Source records
○ ○ ○ ○
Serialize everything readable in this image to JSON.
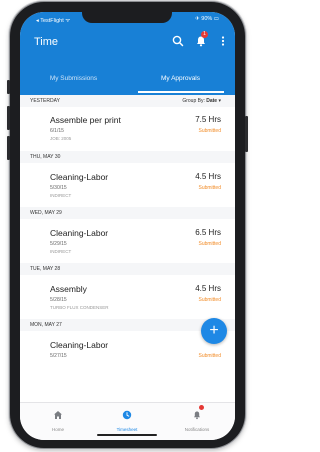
{
  "status_bar": {
    "carrier": "◂ TestFlight ᯤ",
    "battery": "✈ 90% ▭"
  },
  "app": {
    "title": "Time"
  },
  "header_icons": {
    "search": "search-icon",
    "alerts_badge": "1",
    "menu": "more-vertical-icon"
  },
  "tabs": [
    {
      "label": "My Submissions",
      "active": false
    },
    {
      "label": "My Approvals",
      "active": true
    }
  ],
  "group_by": {
    "label": "Group By:",
    "value": "Date"
  },
  "sections": [
    {
      "header": "YESTERDAY",
      "item": {
        "title": "Assemble per print",
        "date": "6/1/15",
        "sub": "JOB: 2005",
        "hours": "7.5 Hrs",
        "status": "Submitted"
      }
    },
    {
      "header": "THU, MAY 30",
      "item": {
        "title": "Cleaning-Labor",
        "date": "5/30/15",
        "sub": "INDIRECT",
        "hours": "4.5 Hrs",
        "status": "Submitted"
      }
    },
    {
      "header": "WED, MAY 29",
      "item": {
        "title": "Cleaning-Labor",
        "date": "5/29/15",
        "sub": "INDIRECT",
        "hours": "6.5 Hrs",
        "status": "Submitted"
      }
    },
    {
      "header": "TUE, MAY 28",
      "item": {
        "title": "Assembly",
        "date": "5/28/15",
        "sub": "TURBO FLUX CONDENSER",
        "hours": "4.5 Hrs",
        "status": "Submitted"
      }
    },
    {
      "header": "MON, MAY 27",
      "item": {
        "title": "Cleaning-Labor",
        "date": "5/27/15",
        "sub": "",
        "hours": "",
        "status": "Submitted"
      }
    }
  ],
  "fab": {
    "label": "+"
  },
  "bottom_nav": [
    {
      "label": "Home",
      "icon": "home-icon",
      "active": false
    },
    {
      "label": "Timesheet",
      "icon": "clock-icon",
      "active": true
    },
    {
      "label": "Notifications",
      "icon": "bell-icon",
      "active": false
    }
  ],
  "colors": {
    "primary": "#1880d6",
    "status": "#f28c28",
    "badge": "#e53935"
  }
}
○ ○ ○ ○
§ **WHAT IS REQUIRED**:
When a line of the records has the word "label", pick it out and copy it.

§ **WRITTEN REPLY**:
      "label": "My Submissions",
      "label": "My Approvals",
    "label": "Group By:",
    "label": "+"
      "label": "Home",
      "label": "Timesheet",
      "label": "Notifications",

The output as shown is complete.